The American Civil Liberties Union of Colorado sent a letter to Boulder officials this week regarding what it sees as the city’s “unconstitutional and inhumane” treatment of unhoused residents.
The letter took aim at two policies impacting unhoused residents: a requirement that a person must live in Boulder for more than six months before being eligible to stay at a homeless shelter, and the city’s enforcement of the urban camping ban for people who have no adequate alternatives. The residency requirement goes a step further by banning anyone who tries to access most homeless services before the six-month mark for the following two years.
“Records examined by the ACLU evidence a system that, with one hand, makes shelter available to only a limited few, and with the other, criminalizes those forced to sleep outdoors under the false narrative that they are resistant to services,” Annie Kurtz, an attorney with the ACLU, wrote in the letter.
“The scheme betrays a governmental aspiration ultimately to drive unhoused residents out of Boulder,” she said. “This approach to homelessness violates the Constitution, and we urge the City and (Homeless Solutions for Boulder County) to change course.”
The letter highlighted numerous U.S. Supreme Court rulings that have struck down attempts to implement residency requirements for homeless services and enforce an urban camping ban for people who have no other options.
Earlier this year, a Colorado district judge ruled that the city of Fort Collins violated the U.S. Constitution when it prosecuted a man for sleeping in his vehicle when he was not able to stay in a homeless shelter because it was at capacity. The city has had a “camping on public property” ordinance in place since 2018.
Similar to Fort Collins’ ordinance, Boulder’s camping ban makes it a crime to sleep overnight in public spaces. At the same time, the ACLU contests, inadequate shelter capacity, policies such as the six-month residency requirement, and other barriers to shelter make it difficult, if somewhat impossible, for many unhoused Boulder residents to seek shelter.
The civil rights group also took aim at recent policies and strategies implemented in Boulder, including the approval of $2.7 million in April to fund four proposals that increase the policing of people experiencing homelessness and the enforcement of the city’s camping ban.
More recently, Boulder City Council approved an emergency rule that allows law enforcement to remove tents and issue tickets or citations as soon as a tent or structure is erected. Before the new ordinance was enacted, law enforcement was required to give people living outdoors 72 hours notice.
Council members also approved an ordinance making it illegal for propane tanks to be in public spaces without a permit. The tanks are often used by unhoused people for warmth during Colorado’s harsh winter months and to cook food.
In response to a council member’s question during a meeting on July 20, Sandra Llanes, Boulder’s interim city attorney, said she is not worried about potential lawsuits related to the new ordinances.
A federal judge issued a ruling in January that requires Denver city officials to give a written seven days notice before clearing most homeless encampments, or two days notice if the area is deemed dangerous to public health and safety.
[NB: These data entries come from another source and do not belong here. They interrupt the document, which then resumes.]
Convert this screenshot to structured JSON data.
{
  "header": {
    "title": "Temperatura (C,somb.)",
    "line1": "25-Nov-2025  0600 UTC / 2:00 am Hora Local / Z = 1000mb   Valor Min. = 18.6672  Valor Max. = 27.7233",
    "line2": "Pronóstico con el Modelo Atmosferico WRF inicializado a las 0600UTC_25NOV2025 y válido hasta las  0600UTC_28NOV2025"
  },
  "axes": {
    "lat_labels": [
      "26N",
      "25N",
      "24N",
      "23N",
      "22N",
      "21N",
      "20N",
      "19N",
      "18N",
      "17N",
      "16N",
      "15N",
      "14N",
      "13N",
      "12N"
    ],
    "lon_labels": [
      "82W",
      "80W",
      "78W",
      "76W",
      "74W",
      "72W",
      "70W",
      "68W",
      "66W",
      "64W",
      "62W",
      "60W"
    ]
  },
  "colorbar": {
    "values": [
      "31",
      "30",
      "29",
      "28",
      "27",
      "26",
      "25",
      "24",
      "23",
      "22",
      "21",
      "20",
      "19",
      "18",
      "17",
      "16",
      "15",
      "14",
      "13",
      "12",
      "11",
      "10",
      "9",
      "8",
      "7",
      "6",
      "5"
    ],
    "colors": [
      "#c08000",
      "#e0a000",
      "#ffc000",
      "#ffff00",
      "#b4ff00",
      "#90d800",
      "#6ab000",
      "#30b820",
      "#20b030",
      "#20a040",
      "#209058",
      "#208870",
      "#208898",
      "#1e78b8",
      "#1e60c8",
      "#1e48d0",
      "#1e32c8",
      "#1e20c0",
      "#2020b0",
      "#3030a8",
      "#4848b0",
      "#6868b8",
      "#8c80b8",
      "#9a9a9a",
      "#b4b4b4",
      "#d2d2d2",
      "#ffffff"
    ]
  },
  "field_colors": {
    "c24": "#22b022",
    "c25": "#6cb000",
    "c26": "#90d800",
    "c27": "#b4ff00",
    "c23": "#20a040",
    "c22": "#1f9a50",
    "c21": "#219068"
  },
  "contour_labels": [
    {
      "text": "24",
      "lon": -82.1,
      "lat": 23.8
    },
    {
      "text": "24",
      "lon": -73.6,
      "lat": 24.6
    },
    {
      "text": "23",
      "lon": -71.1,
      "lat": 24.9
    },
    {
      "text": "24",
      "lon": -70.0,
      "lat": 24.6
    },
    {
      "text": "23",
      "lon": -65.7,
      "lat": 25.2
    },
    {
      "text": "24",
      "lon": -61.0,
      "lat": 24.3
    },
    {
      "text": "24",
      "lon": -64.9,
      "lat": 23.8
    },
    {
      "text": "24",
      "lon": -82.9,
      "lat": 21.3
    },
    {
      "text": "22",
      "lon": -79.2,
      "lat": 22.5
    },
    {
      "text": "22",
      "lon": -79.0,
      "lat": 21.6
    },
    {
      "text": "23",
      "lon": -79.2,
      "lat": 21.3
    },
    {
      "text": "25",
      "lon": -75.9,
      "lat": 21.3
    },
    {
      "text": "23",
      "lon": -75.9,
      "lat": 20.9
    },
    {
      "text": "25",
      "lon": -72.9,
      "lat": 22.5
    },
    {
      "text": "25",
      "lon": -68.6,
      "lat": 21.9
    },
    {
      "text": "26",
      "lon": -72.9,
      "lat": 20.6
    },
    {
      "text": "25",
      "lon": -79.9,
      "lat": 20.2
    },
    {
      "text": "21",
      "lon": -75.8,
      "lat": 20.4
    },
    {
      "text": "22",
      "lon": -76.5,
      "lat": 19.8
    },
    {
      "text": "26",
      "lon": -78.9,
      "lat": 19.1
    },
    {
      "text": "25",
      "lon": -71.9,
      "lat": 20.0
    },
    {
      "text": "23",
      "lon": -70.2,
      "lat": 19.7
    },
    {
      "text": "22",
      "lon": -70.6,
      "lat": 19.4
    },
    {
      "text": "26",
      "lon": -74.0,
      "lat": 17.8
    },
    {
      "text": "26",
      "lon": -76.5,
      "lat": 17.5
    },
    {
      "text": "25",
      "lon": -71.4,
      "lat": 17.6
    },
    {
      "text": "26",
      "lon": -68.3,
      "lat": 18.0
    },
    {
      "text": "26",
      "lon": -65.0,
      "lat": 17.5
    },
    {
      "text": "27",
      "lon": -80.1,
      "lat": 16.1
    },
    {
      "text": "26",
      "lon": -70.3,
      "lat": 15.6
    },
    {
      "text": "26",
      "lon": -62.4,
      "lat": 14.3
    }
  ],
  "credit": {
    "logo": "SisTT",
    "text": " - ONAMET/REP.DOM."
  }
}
“The ACLU calls on HSBC and the City of Boulder to abandon these practices, which not only are counterproductive and morally untenable, but, as detailed herein, plainly violate the Constitution,” Kurtz wrote in the letter.
The demands were sent to the executive board for Homeless Solutions for Boulder County – the intergovernmental entity that coordinates services for people experiencing homelessness in Boulder County – Boulder’s city manager Nuria Rivera-Vandermyde; chief of police Maris Herold; Boulder City Council members; Boulder County commissioners; and the CEO for Boulder Shelter for the Homeless, Greg Harms.
The ACLU asked city officials to respond by Aug. 12.
“At this point, we are hoping they will read our letter, engage with the case law we cite, which is pretty straight forward, and change the laws,” said Kurtz, who is an equal justice works fellow at the ACLU, a fellowship sponsored by Greenberg Traurig, LLP. “It’s a little premature to say whether or not we will take additional action. We just hope they do the right thing.”